Activation of p38 MAPK is a key step in tumor necrosis factor–mediated inflammatory bone destruction
Article first published online: 30 JAN 2006
Copyright © 2006 by the American College of Rheumatology
Arthritis & Rheumatism
Volume 54, Issue 2, pages 463–472, February 2006
How to Cite
Zwerina, J., Hayer, S., Redlich, K., Bobacz, K., Kollias, G., Smolen, J. S. and Schett, G. (2006), Activation of p38 MAPK is a key step in tumor necrosis factor–mediated inflammatory bone destruction. Arthritis & Rheumatism, 54: 463–472. doi: 10.1002/art.21626
- Issue published online: 30 JAN 2006
- Article first published online: 30 JAN 2006
- Manuscript Accepted: 7 NOV 2005
- Manuscript Received: 11 MAY 2005
- START prize of the Austrian Science Fund
To investigate whether activation of p38 MAPK is a crucial signaling factor in inflammatory bone destruction mediated by tumor necrosis factor (TNF). Mice overexpressing TNF were treated with 2 different inhibitors of p38 MAPK, and the effect of this treatment on joint inflammation and structural damage was assessed.
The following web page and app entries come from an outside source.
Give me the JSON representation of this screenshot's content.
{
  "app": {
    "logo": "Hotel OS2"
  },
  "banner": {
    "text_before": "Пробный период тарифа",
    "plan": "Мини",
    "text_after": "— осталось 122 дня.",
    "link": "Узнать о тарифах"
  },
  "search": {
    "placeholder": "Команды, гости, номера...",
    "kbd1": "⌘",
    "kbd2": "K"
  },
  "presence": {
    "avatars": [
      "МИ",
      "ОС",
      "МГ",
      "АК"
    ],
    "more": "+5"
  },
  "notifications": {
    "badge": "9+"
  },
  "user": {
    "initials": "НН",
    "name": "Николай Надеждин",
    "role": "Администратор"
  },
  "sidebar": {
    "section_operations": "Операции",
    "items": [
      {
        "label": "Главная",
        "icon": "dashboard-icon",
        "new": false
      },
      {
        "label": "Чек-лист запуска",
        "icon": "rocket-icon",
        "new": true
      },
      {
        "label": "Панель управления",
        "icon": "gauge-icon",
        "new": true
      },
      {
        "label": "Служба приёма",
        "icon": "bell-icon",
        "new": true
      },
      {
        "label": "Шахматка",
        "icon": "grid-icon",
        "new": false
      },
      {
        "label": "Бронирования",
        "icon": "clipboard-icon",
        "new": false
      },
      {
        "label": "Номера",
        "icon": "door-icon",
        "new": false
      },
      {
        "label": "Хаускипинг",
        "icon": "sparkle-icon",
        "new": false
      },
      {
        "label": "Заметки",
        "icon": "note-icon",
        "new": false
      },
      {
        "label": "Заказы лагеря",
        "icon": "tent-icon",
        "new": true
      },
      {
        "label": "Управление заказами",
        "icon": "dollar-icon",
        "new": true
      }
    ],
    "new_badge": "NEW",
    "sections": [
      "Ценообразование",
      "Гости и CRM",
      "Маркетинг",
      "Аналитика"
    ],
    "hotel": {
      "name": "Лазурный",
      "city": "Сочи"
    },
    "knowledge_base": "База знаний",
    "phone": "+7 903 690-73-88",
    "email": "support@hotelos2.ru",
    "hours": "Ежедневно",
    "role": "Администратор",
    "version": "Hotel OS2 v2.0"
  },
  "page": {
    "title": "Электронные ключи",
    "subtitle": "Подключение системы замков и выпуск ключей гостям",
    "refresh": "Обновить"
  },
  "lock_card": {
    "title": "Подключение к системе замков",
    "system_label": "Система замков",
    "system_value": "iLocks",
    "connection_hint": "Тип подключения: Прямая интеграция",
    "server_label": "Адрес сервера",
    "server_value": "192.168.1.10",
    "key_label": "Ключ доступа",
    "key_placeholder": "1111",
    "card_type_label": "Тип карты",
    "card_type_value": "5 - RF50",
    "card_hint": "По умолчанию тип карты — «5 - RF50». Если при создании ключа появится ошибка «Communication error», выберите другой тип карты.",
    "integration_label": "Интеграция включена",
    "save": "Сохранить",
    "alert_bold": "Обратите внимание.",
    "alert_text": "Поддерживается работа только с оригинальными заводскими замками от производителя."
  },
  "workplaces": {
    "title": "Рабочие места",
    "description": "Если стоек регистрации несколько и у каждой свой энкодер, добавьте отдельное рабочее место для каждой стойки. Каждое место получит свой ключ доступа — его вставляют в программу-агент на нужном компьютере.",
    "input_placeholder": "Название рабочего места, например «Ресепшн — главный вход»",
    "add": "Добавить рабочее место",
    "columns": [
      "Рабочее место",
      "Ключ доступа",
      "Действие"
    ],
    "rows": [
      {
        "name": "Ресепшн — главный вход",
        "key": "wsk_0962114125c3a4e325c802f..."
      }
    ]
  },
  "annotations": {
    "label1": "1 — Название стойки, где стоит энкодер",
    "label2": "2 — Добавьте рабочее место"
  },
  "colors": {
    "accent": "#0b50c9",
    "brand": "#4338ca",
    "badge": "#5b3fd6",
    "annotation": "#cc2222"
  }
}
Human TNF-transgenic mice received systemic treatment with 2 different p38 MAPK inhibitors (RO4399247 and AVE8677). Treatment was started at the time of symptom onset and lasted for 6 weeks. Mice were assessed for clinical signs of arthritis, bone erosion, and cartilage damage. In addition, the effect of these inhibitors on osteoclast generation in vitro and in vivo was assessed.
Both p38 MAPK inhibitors significantly reduced clinical signs of TNF-mediated arthritis. This was attributable to reducing synovial inflammation by 50% without affecting the cellular composition of the infiltrate. Synovial expression of interleukin-1 and RANKL was reduced upon p38 MAPK blockade, and activation of the molecular target MAPK-activated protein kinase 2 (MAPKAP-2) was also inhibited. Proteoglycan loss of articular cartilage was reduced by 50%, although p38 MAPK inhibition did not change matrix molecule synthesis by cultivated chondrocytes. Importantly, bone loss was almost completely prevented by p38 MAPK inhibition. The numbers of synovial osteoclasts and precursors were dramatically reduced, and both p38 MAPK inhibitors also inhibited in vitro osteoclastogenesis at micromolar concentrations and blocked activation of MAPKAP-2 as well as differentiation markers in cultured osteoclast precursors.
These results suggest the major importance of p38 MAPK for TNF-mediated inflammatory bone destruction in arthritis and suggest that inhibition of p38 MAPK might be an important tool for reducing structural damage in rheumatoid arthritis.